[Exercise directions] For the word "content", return each line of the data in which it occurs.

(Beginning of Data records)

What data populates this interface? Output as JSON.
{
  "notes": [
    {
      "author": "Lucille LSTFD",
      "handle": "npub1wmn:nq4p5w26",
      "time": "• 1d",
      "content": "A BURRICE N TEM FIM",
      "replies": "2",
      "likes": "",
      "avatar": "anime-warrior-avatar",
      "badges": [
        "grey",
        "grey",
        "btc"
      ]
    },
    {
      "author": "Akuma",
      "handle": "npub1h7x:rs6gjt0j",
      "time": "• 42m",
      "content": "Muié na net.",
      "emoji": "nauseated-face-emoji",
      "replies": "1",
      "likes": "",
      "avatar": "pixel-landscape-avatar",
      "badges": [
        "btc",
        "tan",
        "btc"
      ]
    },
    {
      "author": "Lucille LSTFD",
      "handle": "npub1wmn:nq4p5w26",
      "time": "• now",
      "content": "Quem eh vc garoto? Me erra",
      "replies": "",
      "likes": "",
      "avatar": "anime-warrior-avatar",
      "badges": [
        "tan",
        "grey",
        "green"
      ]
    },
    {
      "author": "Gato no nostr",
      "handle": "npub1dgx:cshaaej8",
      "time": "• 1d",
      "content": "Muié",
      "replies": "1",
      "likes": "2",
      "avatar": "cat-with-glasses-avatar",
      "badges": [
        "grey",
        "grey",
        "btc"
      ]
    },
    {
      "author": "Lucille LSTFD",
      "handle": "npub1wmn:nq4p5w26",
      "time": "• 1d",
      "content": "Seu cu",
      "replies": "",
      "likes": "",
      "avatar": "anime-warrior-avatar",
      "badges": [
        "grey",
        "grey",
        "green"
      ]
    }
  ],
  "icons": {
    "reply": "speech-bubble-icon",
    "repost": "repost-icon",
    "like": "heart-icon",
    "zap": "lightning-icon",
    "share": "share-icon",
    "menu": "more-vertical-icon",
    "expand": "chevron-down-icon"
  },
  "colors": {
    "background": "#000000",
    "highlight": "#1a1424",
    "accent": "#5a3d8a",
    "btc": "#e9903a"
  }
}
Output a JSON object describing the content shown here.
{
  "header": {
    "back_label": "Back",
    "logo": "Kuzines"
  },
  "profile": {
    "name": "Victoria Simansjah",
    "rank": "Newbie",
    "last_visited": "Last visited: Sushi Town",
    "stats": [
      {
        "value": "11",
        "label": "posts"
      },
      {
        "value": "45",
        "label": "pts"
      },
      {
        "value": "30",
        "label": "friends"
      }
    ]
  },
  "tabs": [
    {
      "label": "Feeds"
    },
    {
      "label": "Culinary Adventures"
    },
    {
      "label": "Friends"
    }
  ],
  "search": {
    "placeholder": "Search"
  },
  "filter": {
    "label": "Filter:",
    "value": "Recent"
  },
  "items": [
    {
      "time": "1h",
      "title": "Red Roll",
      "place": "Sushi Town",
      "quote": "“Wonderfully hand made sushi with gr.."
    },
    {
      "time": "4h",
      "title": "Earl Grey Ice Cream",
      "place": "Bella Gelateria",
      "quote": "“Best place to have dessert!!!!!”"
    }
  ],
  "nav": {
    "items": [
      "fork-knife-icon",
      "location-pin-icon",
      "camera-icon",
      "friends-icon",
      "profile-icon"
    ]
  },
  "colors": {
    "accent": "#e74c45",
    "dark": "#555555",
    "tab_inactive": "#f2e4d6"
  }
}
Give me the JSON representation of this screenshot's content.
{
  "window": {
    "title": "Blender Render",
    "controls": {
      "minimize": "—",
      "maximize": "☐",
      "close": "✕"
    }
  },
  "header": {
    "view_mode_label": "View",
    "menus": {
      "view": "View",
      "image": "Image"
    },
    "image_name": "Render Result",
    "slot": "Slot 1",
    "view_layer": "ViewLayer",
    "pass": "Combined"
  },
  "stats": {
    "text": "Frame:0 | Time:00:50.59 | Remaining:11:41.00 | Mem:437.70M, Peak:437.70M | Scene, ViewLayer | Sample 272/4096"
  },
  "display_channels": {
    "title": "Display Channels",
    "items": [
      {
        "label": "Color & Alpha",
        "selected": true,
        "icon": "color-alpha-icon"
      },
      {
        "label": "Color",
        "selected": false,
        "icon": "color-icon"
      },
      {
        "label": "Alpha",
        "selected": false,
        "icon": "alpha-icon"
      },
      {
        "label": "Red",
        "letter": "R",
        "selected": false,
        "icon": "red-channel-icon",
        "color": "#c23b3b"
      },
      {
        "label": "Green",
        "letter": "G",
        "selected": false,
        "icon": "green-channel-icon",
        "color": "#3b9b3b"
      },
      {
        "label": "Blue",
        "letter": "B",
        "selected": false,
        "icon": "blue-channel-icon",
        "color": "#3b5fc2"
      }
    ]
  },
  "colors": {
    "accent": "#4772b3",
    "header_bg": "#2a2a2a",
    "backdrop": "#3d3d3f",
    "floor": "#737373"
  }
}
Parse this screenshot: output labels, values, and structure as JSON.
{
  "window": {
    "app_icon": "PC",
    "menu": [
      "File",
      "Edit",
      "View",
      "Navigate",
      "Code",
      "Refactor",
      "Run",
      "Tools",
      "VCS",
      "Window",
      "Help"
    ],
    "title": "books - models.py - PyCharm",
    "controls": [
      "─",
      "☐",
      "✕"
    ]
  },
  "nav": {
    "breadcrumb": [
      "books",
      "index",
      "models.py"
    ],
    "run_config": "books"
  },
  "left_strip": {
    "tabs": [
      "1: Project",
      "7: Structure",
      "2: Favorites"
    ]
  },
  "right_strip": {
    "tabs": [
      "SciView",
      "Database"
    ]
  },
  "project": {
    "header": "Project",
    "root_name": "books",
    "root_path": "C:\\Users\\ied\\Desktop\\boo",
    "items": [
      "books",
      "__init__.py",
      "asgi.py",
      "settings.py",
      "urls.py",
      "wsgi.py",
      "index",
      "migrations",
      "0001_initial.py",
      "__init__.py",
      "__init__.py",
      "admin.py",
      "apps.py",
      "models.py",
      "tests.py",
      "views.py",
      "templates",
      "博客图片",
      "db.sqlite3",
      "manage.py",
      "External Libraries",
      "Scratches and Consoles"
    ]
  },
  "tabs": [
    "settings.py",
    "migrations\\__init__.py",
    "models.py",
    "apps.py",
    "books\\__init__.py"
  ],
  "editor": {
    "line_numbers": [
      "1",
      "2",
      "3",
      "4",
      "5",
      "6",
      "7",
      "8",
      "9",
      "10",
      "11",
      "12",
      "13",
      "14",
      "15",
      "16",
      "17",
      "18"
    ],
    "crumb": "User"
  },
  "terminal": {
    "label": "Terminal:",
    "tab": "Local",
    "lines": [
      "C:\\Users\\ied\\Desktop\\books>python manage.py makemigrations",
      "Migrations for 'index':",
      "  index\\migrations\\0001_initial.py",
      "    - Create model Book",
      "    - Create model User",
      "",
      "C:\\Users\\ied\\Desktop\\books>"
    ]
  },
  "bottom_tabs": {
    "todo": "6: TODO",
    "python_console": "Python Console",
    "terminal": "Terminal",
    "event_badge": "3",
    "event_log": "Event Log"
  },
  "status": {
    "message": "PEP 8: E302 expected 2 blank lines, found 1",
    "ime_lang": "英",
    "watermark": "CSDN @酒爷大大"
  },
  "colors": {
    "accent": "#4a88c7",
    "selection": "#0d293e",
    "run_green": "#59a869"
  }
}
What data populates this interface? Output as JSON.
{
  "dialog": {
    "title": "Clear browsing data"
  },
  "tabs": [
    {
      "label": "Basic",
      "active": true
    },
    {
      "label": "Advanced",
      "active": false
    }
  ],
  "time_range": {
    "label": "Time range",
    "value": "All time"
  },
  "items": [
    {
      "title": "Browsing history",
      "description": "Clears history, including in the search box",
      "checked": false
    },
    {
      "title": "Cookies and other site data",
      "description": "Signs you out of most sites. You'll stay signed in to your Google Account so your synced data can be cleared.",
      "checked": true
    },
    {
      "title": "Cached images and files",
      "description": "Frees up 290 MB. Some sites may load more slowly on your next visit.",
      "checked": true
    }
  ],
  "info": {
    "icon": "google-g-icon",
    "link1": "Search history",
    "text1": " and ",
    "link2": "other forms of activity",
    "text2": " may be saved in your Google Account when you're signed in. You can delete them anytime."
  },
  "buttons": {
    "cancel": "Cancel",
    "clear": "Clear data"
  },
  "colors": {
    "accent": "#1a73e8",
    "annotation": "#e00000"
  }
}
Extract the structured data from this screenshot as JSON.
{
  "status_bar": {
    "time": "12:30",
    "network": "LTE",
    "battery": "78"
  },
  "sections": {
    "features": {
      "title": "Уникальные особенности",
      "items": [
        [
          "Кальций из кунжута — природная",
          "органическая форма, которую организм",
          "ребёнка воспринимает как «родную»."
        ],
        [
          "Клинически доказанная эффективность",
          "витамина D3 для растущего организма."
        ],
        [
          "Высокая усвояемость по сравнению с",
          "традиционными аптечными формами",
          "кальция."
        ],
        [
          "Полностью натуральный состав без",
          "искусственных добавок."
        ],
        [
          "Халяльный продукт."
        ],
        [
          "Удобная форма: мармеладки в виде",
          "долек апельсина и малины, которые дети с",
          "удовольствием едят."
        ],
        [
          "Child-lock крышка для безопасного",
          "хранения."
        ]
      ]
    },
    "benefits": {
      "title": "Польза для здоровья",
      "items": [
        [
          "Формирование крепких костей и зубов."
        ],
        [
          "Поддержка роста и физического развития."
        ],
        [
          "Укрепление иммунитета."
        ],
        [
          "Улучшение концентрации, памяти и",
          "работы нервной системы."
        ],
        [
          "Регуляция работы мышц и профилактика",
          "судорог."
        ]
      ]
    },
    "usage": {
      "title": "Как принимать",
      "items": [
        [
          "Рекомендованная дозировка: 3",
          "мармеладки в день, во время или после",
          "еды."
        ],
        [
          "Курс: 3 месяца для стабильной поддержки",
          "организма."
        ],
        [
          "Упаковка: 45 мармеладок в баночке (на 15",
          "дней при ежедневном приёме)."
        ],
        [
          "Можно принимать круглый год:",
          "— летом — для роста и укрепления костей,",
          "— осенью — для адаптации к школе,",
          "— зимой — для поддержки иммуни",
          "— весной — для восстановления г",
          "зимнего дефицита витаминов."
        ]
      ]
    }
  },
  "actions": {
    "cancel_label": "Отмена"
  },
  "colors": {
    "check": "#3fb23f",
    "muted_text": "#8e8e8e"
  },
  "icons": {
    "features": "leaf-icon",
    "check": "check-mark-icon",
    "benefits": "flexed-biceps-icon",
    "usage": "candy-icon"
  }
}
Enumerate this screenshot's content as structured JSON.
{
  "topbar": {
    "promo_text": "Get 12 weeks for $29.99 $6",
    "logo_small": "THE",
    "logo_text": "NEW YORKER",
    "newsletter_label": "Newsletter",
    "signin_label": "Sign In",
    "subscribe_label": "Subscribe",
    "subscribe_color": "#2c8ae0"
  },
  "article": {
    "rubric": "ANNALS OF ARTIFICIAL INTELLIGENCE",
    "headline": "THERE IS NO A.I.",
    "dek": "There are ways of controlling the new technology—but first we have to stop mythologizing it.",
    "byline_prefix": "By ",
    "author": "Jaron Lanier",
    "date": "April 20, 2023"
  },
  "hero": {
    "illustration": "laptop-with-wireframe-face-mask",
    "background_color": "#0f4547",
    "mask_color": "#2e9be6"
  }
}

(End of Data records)

[Solution]
      "content": "A BURRICE N TEM FIM",
      "content": "Muié na net.",
      "content": "Quem eh vc garoto? Me erra",
      "content": "Muié",
      "content": "Seu cu",
Output a JSON object describing the content shown here.
Give me the JSON representation of this screenshot's content.
Enumerate this screenshot's content as structured JSON.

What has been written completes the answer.